The shift from 2016 [polling results] “could be attributed to the realization that kneeling is not about the flag or disrespecting the military, but is about the issues of racial injustice and police brutality,” Williamson said. “Goodell has since used his platform to ‘condemn racism and a systemic oppression of black people’ and admitted wrong in silencing players from peacefully protesting,” Williamson noted. His statement also explicitly affirmed that those at the NFL ‘believe Black Lives Matter,’ ” Williamson said.

About one-half of all Saint Leo University Polling Institute survey respondents— 49.2 percent—say they strongly or somewhat agree that protesting professional athletes are creating a long-term movement, rather than just a moment related to social justice.

About the Poll

METHODOLOGY: This national survey was conducted from September 27 through October 2, among a base of 1,000 respondents nationally, using an online instrument. The national sample has an associated margin of error of +/- 3.0 percent at a 95 percent confidence for questions asked of all 1,000 respondents.

The Saint Leo University Polling Institute conducts its surveys using cutting-edge online methodology, which is rapidly transforming the field of survey research. The sample is drawn from large online panels, which allow for random selections that reflect accurate cross sections of all demographic groups. Online methodology has the additional advantage of allowing participants to respond to the survey at a time, place, and speed that is convenient to them, which may result in more thoughtful answers. The Saint Leo University Polling Institute develops the questionnaires, administers the surveys, and conducts analysis of the results. Panel participants typically receive a token incentive—usually $1 deposited into an iTunes or Amazon account—for their participation.

The Saint Leo University Polling Institute survey results about national and Florida politics, public policy issues, Pope Francis’ popularity, and other topics, can also be found here: You can also follow the institute on Twitter @saintleopolls.

Media contacts:

Mary McCoy, Saint Leo University, University Writer & Media Relations,, (352) 588-7118 or cell (813) 610-8416.

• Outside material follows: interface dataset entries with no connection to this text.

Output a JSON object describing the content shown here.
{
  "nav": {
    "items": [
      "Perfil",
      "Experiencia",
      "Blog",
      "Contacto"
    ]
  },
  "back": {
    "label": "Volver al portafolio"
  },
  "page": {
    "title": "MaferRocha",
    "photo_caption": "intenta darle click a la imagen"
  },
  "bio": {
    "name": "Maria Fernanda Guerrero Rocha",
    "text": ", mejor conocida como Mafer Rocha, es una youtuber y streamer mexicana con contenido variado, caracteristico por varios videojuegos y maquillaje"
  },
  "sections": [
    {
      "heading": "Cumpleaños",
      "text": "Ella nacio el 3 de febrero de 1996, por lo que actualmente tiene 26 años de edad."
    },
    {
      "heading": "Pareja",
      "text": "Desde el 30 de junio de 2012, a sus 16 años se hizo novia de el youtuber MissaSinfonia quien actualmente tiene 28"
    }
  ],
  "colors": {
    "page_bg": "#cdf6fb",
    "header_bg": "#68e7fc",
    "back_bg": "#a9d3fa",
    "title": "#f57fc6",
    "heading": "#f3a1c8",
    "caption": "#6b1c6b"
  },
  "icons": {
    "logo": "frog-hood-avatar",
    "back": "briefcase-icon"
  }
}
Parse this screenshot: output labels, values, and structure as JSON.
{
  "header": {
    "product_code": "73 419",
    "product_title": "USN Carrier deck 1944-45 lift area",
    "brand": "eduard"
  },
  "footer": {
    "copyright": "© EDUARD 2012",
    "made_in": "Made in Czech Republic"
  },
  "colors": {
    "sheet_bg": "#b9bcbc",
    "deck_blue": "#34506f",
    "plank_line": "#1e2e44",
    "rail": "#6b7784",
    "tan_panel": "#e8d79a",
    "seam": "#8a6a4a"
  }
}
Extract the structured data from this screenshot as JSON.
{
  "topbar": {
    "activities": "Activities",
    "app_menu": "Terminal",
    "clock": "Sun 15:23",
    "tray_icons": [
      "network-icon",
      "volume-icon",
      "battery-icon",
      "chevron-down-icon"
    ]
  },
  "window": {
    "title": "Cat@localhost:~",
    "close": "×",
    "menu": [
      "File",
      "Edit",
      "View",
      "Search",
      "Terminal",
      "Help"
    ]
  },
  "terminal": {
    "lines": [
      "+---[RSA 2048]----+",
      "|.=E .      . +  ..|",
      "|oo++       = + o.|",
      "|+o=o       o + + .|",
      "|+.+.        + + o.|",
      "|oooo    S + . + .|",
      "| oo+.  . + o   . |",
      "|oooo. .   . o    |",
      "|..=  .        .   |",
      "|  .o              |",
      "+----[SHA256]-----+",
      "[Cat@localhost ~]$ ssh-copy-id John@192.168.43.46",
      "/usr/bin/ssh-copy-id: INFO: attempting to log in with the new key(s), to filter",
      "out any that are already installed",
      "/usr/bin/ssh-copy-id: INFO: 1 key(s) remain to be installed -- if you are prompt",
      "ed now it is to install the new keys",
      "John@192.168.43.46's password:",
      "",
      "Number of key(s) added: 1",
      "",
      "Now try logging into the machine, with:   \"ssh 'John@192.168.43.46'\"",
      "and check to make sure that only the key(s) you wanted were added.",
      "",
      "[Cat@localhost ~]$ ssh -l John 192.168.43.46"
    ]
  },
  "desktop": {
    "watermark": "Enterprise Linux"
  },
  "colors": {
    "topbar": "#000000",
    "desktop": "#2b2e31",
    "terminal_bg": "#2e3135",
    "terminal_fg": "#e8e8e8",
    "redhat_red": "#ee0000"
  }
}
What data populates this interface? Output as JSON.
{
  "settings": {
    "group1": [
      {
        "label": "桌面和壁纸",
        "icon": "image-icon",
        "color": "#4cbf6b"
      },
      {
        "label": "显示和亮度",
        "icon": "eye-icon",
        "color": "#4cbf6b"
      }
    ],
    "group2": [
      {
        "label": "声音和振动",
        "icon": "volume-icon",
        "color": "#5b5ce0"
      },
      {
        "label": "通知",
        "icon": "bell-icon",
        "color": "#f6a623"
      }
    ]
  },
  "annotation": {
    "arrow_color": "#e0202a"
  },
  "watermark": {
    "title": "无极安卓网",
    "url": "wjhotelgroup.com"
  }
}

Jo-Ann Johnston, Saint Leo University, University Communications or (352) 467-0843 (cell/text).   

About Saint Leo University

Saint Leo University is one of the largest Catholic universities in the nation, offering nearly 60 undergraduate and graduate-level degree programs to more than 19,500 students each year. Founded in 1889 by Benedictine monks, the private, nonprofit university is known for providing a values-based education to learners of all backgrounds and ages in the liberal arts tradition. Saint Leo is regionally accredited and offers a residential campus in the Tampa Bay region of Florida, 16 education centers in five states, and an online program for students anywhere. The university is home to more than 95,000 alumni. Learn more at